Check each line below for the word "values", then please report how many lines have it and nothing more.

● ● ● ●

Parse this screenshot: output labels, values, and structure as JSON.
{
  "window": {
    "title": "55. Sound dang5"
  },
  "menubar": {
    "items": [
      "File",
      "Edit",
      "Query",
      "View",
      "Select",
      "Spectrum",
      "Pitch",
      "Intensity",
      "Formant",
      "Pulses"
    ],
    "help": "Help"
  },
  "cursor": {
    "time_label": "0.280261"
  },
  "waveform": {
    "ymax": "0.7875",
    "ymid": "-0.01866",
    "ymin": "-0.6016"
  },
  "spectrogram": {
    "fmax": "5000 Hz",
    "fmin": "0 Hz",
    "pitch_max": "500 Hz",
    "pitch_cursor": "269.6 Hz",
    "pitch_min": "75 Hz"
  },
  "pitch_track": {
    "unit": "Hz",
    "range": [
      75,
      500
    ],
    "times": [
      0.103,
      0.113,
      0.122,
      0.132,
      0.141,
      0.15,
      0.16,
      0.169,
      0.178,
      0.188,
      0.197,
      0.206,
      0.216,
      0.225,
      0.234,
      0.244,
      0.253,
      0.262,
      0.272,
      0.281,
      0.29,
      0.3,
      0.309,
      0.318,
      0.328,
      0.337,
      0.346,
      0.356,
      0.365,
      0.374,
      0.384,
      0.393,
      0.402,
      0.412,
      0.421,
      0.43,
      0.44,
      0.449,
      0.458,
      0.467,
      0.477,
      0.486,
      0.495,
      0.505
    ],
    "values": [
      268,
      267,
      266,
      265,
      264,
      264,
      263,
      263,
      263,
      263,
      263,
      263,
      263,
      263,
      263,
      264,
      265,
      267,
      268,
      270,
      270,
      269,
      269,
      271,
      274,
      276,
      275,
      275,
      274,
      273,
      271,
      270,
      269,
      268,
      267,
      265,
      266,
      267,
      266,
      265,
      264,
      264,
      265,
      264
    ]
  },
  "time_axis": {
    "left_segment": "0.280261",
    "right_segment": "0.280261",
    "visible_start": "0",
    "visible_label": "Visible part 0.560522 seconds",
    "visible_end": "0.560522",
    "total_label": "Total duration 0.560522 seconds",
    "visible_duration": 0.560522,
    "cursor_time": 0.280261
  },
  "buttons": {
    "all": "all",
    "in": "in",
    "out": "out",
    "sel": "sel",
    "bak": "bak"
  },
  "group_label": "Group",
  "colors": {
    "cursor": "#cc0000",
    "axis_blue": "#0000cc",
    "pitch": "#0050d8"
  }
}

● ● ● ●

**Solution for this exercise:** 2